Reprinted with permission of the Courier-Journal:
It’s an uncomfortable headline for a place that touts itself as a “Compassionate City”: “OUR BLOODIEST YEAR - Thanksgiving homicides push 2016 body count past the previous record - with 5 weeks to go.” The front page piece in last Saturday’s Courier-Journal distills some disturbing facts.
Of the 113 victims at the time of this writing, two-thirds were under age 35; 12 were juveniles. Approximately 60 percent were black. This is the highest number of homicides in Louisville since at least 1960 when statistics on the subject were first kept.
How awful to contemplate the grief, the empty chairs, in all those homes this holiday season.
These statistics should outrage all Louisvillians. Unfortunately, the geographic concentration of the homicides tends to make the crime seem remote to those of us who don’t live in the areas with the most homicides: Russell, Shawnee, Shelby Park, Parkland, Beechmont, and Shively.
The Fischer administration seems loath to name these neighborhoods. In a WDRB interview with Louisville Mayor Greg Fischer and Police Chief Steve Conrad, the latter said that 50 percent of the shootings occurred in 11 neighborhoods.
Conrad then stated, "No one wants to have their neighborhood labeled, but we consider these neighborhoods hot spots, and we're focusing our patrol efforts in these 11 neighborhoods in particular.”
That’s great to patrol known problem areas. Common sense would dictate no less. The caution about not labeling neighborhoods, however, smacks of political correctness.
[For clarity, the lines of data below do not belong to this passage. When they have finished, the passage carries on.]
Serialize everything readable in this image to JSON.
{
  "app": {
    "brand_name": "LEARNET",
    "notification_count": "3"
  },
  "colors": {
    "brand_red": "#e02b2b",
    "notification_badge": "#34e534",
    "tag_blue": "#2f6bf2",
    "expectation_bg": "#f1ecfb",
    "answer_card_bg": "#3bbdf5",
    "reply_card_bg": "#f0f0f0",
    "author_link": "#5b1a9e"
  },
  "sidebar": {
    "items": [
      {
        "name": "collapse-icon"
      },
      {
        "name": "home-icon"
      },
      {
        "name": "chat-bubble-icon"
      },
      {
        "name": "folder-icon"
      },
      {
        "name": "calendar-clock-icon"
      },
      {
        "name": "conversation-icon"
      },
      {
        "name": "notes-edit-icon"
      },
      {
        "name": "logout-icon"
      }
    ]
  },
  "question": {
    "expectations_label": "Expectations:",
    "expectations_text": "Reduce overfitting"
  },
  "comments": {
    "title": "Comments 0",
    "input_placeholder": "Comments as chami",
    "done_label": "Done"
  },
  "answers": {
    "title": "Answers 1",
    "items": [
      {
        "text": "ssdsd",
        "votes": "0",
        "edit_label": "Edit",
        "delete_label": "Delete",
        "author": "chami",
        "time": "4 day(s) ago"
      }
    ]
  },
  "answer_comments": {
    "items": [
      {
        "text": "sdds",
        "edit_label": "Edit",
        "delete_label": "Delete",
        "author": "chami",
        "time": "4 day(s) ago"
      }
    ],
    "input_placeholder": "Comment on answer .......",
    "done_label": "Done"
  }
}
Surely the people who live there are acutely aware of the problem.
It’s much harder to solve a problem that one will not name for fear of causing offense — as we learned from eight years of the Obama administration refusing to call out radical Islamic terrorism for what it is.
There seems to be a similar reticence on the part of the mayor to discuss the role that gangs play in this crime wave.
Conrad confirmed in March that Louisville has gangs — at least 25. Fischer, however, hasn’t said much publicly about the presence of gangs in Louisville and the connection to the rising homicide rate.
To be sure, LMPD and the mayor do not want to say anything that gives a gang notoriety that increases its prominence. It’s like not naming a mass murderer, so as to deter copycats who crave fame. Still, the presence of gangs generally in Louisville is a public health crisis and must be addressed as such. How about a task force to address gang violence, composed of members of the clergy, educators, law enforcement, youth, mental health practitioners and others?
When WDRB asked Fisher why 2016 has been such a violent year, Fischer pointed to many explanations:
Well unfortunately, it's not just a problem for our city. This is a real national epidemic that's going on right now. Three-quarters of U.S. cities are seeing these significant upticks in violent crime like we are.
But when you take a look at the violent crime in our city, just like all over the country, it usually has a couple of things involved. One is illegal drug activity, and two is improper use of guns and people's inability to solve problems. So that's an issue, domestic violence is an issue, then you have random violence like we saw yesterday. It's just not helpful. It's a real national epidemic.
Note that Fischer’s answer does not mention gangs. That’s a curious omission, given their large number here.
Nor is it acceptable to rationalize Louisville’s crime problem as part of a “national epidemic.” In so doing, Fischer ignores that most U.S. cities — like Louisville — are run by Democrats, and have been for decades.
Democrat mayors have run Cleveland for more than 25 years. Democrat mayors have ruled Detroit for over 63 years. That hasn’t worked out so well for either city. Likewise for Philadelphia, Chicago, Baltimore, San Francisco, Los Angeles. In New Orleans, which last had a Republican mayor in 1872, one person was killed and nine injured in shootings in the French Quarter this past weekend - despite strict new gun laws.
Democrat control has turned inner cities into war zones where children are dying. And where regulations and lawsuits deter businesses like Wal-Mart from relocating.
Fischer stood 200 feet from the Thanksgiving shootings at the Juice Bowl. He’s seen the violence first-hand and doubtless wants to do everything in his power to end it.
Republicans also need to offer an alternative, here and in cities across the country. Republican Rudy Giuliani turned around New York City. It can be done here, as well. And the central issue must be: who can reduce crime and thereby keep our children safe?